After last year's WOC I knew that a place on the Long distance's FinalA was reachable and that the Sprint distance would be my main goal, so I worked for it all season long. However, the "Ulkomaalainen" caught a gastroenteritis 36h before the start of the LQ. I had a terrible night watching all the earlyTV Finnish programs and after 24h without eating and without proper medication with me, I had to go to the hospital.
I hate the feeling of "being-supposed-to-run-but-staying-seated-down-clapping-my-hands", but I wasn't able to run the LQ.

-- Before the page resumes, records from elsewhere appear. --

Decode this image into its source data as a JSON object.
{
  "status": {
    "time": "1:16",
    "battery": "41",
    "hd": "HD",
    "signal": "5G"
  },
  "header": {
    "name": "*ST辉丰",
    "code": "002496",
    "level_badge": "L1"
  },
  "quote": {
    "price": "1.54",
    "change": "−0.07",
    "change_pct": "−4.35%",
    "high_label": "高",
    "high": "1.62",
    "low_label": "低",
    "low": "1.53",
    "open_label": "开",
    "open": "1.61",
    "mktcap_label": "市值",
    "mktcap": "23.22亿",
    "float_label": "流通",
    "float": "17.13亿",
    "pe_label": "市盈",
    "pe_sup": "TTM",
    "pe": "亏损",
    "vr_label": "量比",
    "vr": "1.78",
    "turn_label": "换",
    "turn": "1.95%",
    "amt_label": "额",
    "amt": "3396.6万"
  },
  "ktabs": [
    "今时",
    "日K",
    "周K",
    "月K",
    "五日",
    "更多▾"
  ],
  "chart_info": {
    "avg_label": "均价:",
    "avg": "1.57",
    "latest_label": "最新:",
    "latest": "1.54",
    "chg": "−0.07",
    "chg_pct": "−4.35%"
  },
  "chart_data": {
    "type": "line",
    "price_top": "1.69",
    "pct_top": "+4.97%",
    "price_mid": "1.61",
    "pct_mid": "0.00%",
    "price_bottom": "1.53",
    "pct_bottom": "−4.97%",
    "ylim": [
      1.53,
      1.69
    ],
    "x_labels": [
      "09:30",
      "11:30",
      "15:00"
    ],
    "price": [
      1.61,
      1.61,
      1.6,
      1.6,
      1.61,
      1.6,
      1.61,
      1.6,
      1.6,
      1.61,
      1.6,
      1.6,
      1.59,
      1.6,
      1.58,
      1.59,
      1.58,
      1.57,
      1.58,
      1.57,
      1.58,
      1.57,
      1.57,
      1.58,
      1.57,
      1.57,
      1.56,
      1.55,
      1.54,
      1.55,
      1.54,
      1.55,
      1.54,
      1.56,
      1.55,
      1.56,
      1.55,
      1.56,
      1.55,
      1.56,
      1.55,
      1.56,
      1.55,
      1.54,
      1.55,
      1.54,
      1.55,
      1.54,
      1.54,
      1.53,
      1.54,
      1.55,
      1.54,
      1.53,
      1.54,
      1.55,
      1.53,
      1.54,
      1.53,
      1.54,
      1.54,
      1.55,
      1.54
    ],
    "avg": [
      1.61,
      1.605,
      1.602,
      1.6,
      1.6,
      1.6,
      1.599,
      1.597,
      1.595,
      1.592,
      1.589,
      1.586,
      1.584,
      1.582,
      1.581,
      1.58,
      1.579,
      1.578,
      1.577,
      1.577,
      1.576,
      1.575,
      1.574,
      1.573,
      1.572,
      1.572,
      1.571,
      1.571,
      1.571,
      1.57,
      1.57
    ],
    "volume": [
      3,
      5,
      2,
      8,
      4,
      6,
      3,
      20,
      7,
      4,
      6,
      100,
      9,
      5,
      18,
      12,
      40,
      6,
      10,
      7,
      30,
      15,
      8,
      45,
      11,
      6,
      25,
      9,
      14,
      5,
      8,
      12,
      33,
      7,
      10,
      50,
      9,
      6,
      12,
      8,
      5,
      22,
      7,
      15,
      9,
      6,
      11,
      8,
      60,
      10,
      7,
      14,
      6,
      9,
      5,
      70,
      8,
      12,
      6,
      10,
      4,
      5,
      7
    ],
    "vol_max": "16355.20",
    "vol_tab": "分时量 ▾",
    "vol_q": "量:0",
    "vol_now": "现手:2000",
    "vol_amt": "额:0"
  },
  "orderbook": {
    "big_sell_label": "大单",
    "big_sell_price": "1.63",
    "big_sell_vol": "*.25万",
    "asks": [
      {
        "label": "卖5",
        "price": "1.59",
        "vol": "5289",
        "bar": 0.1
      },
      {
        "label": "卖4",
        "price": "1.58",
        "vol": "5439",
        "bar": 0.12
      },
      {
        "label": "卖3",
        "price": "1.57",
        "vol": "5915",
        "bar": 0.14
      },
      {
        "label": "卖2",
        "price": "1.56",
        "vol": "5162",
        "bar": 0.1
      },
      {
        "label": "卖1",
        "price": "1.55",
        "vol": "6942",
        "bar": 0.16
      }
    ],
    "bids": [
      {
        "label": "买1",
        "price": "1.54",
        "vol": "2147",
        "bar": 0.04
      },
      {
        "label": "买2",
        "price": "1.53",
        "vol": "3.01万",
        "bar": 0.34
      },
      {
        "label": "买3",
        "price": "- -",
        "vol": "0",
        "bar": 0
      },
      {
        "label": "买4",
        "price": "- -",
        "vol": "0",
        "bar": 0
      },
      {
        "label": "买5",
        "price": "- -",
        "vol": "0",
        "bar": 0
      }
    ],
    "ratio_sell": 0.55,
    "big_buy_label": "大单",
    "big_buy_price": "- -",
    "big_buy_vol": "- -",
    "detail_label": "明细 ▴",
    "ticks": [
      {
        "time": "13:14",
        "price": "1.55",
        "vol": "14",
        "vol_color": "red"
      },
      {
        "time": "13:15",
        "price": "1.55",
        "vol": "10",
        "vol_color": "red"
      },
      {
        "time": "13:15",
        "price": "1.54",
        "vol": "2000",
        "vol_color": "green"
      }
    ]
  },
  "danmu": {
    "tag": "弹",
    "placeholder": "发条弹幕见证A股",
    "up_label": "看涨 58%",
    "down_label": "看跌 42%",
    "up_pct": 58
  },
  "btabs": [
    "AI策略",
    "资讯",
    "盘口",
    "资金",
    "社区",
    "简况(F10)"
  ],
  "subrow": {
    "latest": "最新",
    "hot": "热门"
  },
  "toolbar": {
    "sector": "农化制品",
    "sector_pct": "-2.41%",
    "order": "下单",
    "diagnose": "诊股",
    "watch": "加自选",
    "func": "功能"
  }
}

In the next day I ran the Sprint qualification (GPS here). I did a big mistake to the 19th but the result suprised me: more than 1min out of the final! I realized that I was fooled by my perceived exertion. I suffered during the race, but that corresponded to a slower speed. My body hadn't recovered and I couldn't give more than I had.
Then, in the relay, I ran the 2nd leg, through a safe and slow performance always by myself (GPS here). I didn't do big mistakes but also didn't go fast enough. Our team, once again, underperformed during the relay.
About the portuguese performance, this was the best WOC ever... a positive sign that our level is rising.
Among the genial IOF new rules, Portugal has risen 6 places this year, giving us a place in the 2nd division with 2 places in each final (Table here).
The portuguese team in front of our home with our landlords. New goal in life: cutting wood as that 92-year-old-man.
Wake-up music during the competition days.
What about my future in Orienteering? Right now the future is uncertain.
One part of me tells me that I won't ever have enough free time to invest in a proper amount of map training. That isn't smart to bet everything on a sport which is irrelevant in your country, when the kind of country itself is irrelevant to IOF.
Other part of me tells me that I can't live 1month without missing the feeling of navigating with a map in my hands. That I've been doing Orienteering for so long that a part of me dies if I stop.
I think it's just a matter of tuning the balance.. and that it's important doing it from time to time.
Whichever the case may be, I'm sure of one thing: I can't live without running and I really want to develop my physical capabilities. I think I haven't reached my boundaries and now I have all the proper facilities where I live.
So...what's next? Now I'll rest some days in order to recover from some smaller lesions that have been bothering me lately. Then the O'season dies in Portugal and I'll have from August to December some months full of intense sessions during the week and mountain running races in the weekends... can't wait for it!
P.S.- By the way... after being told dozens of times in the last years (3x this WOC) that I look like Grant Bluett, the Australian orienteer (I don't know him, since he isn't from my generation), I googled him... I might see some similarities, but I still can't understand the phenomenon.